═════ Source material ═════
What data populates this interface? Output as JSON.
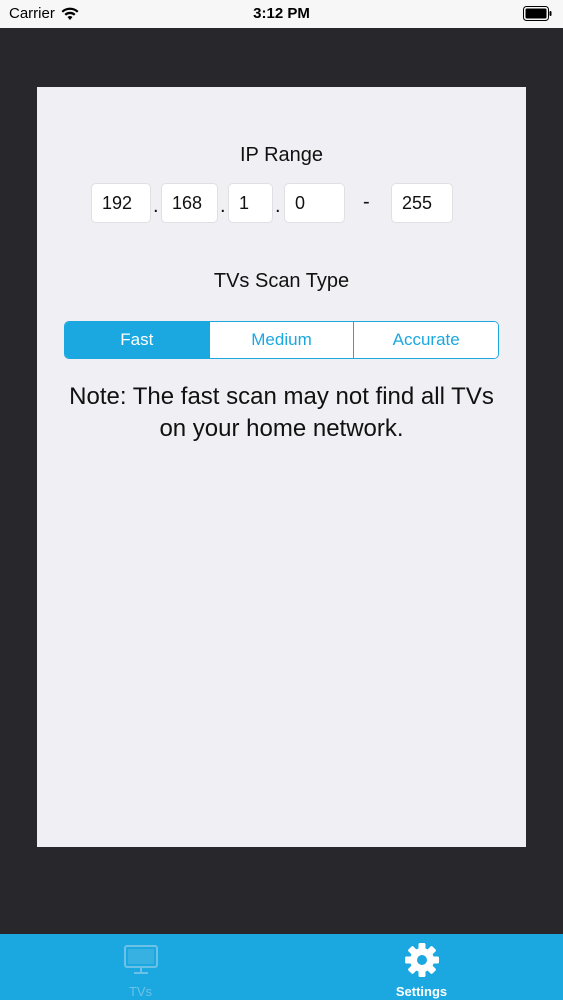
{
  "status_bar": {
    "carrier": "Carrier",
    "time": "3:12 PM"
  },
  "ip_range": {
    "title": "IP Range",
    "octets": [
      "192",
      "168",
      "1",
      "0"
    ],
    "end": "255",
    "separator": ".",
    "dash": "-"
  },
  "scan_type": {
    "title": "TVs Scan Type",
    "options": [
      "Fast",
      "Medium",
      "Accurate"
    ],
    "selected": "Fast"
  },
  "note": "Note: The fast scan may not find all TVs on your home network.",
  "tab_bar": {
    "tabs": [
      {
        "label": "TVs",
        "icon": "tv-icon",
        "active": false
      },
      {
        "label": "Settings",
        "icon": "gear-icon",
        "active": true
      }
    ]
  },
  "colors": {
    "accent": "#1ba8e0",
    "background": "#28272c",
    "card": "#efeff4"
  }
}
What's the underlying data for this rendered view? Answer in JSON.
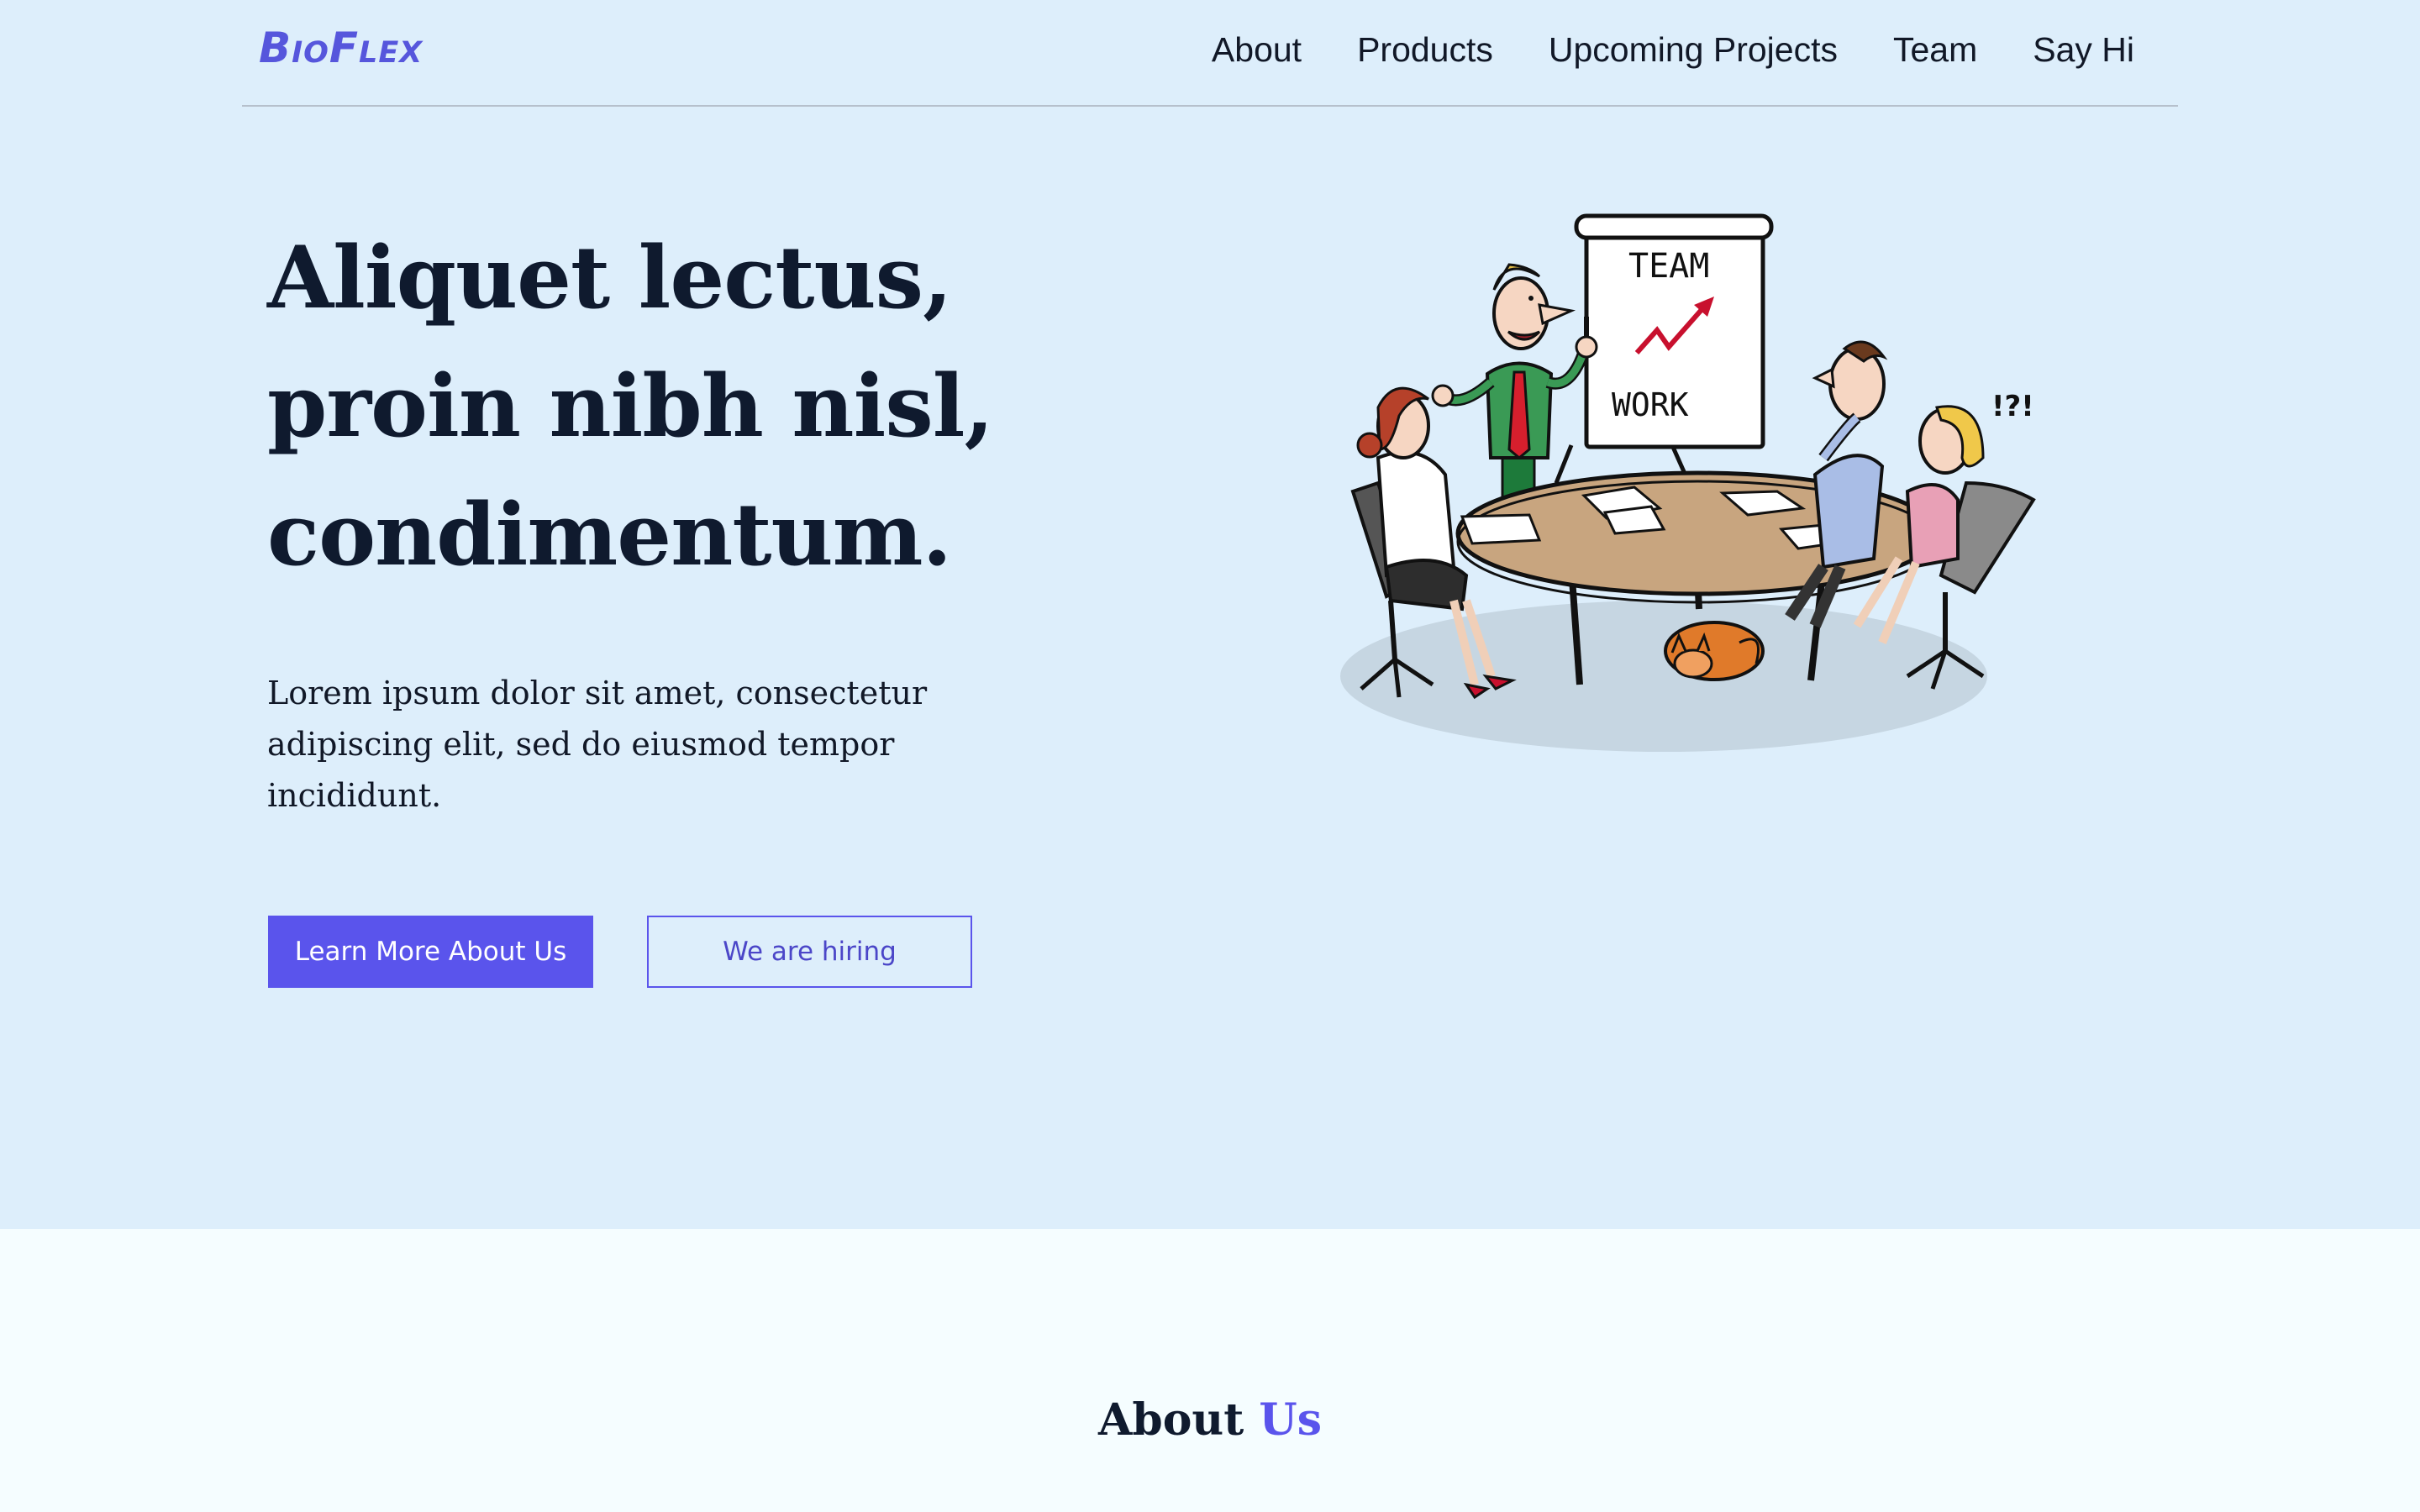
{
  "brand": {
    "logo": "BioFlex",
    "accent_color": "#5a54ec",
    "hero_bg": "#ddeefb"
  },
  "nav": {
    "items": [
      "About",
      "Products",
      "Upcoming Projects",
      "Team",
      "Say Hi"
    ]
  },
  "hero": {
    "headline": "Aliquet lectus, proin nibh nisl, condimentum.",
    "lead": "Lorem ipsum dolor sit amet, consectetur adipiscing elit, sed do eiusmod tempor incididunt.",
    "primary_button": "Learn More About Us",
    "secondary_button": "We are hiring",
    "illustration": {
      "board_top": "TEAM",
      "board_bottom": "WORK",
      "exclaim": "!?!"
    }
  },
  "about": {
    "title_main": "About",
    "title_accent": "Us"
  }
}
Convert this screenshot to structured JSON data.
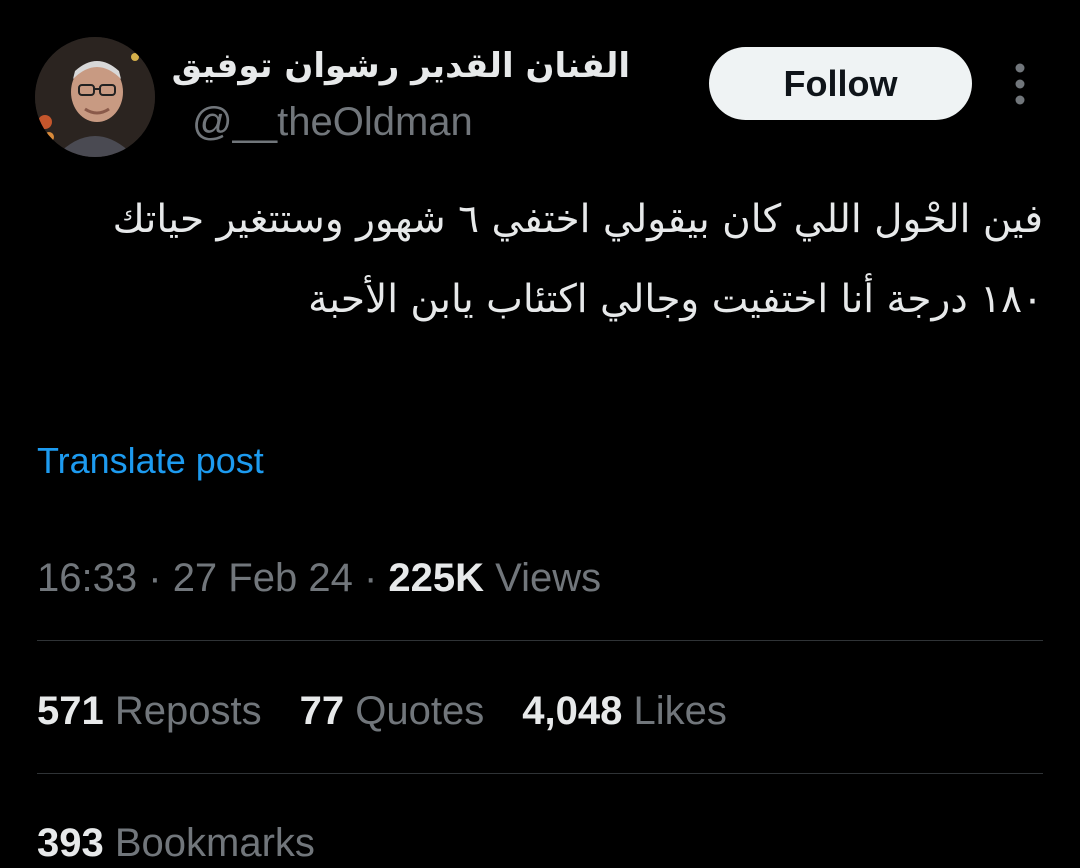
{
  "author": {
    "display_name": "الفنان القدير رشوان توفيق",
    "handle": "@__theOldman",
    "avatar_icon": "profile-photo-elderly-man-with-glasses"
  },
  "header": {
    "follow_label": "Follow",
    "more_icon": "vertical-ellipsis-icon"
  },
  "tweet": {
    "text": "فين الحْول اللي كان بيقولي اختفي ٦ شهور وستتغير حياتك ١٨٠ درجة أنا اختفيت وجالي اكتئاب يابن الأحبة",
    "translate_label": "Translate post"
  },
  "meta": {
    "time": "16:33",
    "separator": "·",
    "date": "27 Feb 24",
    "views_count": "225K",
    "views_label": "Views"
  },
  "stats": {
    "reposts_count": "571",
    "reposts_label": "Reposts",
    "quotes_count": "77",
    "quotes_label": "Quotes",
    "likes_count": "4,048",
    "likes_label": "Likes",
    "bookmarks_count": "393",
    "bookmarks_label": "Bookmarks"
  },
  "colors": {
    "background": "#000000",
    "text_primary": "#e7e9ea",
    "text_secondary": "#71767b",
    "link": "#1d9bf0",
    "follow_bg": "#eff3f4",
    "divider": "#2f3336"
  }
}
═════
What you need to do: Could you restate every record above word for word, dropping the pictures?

Answer for this exercise:
What data populates this interface? Output as JSON.
{
  "status_bar": {
    "carrier": "Carrier",
    "time": "3:12 PM"
  },
  "ip_range": {
    "title": "IP Range",
    "octets": [
      "192",
      "168",
      "1",
      "0"
    ],
    "end": "255",
    "separator": ".",
    "dash": "-"
  },
  "scan_type": {
    "title": "TVs Scan Type",
    "options": [
      "Fast",
      "Medium",
      "Accurate"
    ],
    "selected": "Fast"
  },
  "note": "Note: The fast scan may not find all TVs on your home network.",
  "tab_bar": {
    "tabs": [
      {
        "label": "TVs",
        "icon": "tv-icon",
        "active": false
      },
      {
        "label": "Settings",
        "icon": "gear-icon",
        "active": true
      }
    ]
  },
  "colors": {
    "accent": "#1ba8e0",
    "background": "#28272c",
    "card": "#efeff4"
  }
}
What's the underlying data for this rendered view? Answer in JSON.
{
  "brand": {
    "logo": "BioFlex",
    "accent_color": "#5a54ec",
    "hero_bg": "#ddeefb"
  },
  "nav": {
    "items": [
      "About",
      "Products",
      "Upcoming Projects",
      "Team",
      "Say Hi"
    ]
  },
  "hero": {
    "headline": "Aliquet lectus, proin nibh nisl, condimentum.",
    "lead": "Lorem ipsum dolor sit amet, consectetur adipiscing elit, sed do eiusmod tempor incididunt.",
    "primary_button": "Learn More About Us",
    "secondary_button": "We are hiring",
    "illustration": {
      "board_top": "TEAM",
      "board_bottom": "WORK",
      "exclaim": "!?!"
    }
  },
  "about": {
    "title_main": "About",
    "title_accent": "Us"
  }
}
Convert this screenshot to structured JSON data.
{
  "author": {
    "display_name": "الفنان القدير رشوان توفيق",
    "handle": "@__theOldman",
    "avatar_icon": "profile-photo-elderly-man-with-glasses"
  },
  "header": {
    "follow_label": "Follow",
    "more_icon": "vertical-ellipsis-icon"
  },
  "tweet": {
    "text": "فين الحْول اللي كان بيقولي اختفي ٦ شهور وستتغير حياتك ١٨٠ درجة أنا اختفيت وجالي اكتئاب يابن الأحبة",
    "translate_label": "Translate post"
  },
  "meta": {
    "time": "16:33",
    "separator": "·",
    "date": "27 Feb 24",
    "views_count": "225K",
    "views_label": "Views"
  },
  "stats": {
    "reposts_count": "571",
    "reposts_label": "Reposts",
    "quotes_count": "77",
    "quotes_label": "Quotes",
    "likes_count": "4,048",
    "likes_label": "Likes",
    "bookmarks_count": "393",
    "bookmarks_label": "Bookmarks"
  },
  "colors": {
    "background": "#000000",
    "text_primary": "#e7e9ea",
    "text_secondary": "#71767b",
    "link": "#1d9bf0",
    "follow_bg": "#eff3f4",
    "divider": "#2f3336"
  }
}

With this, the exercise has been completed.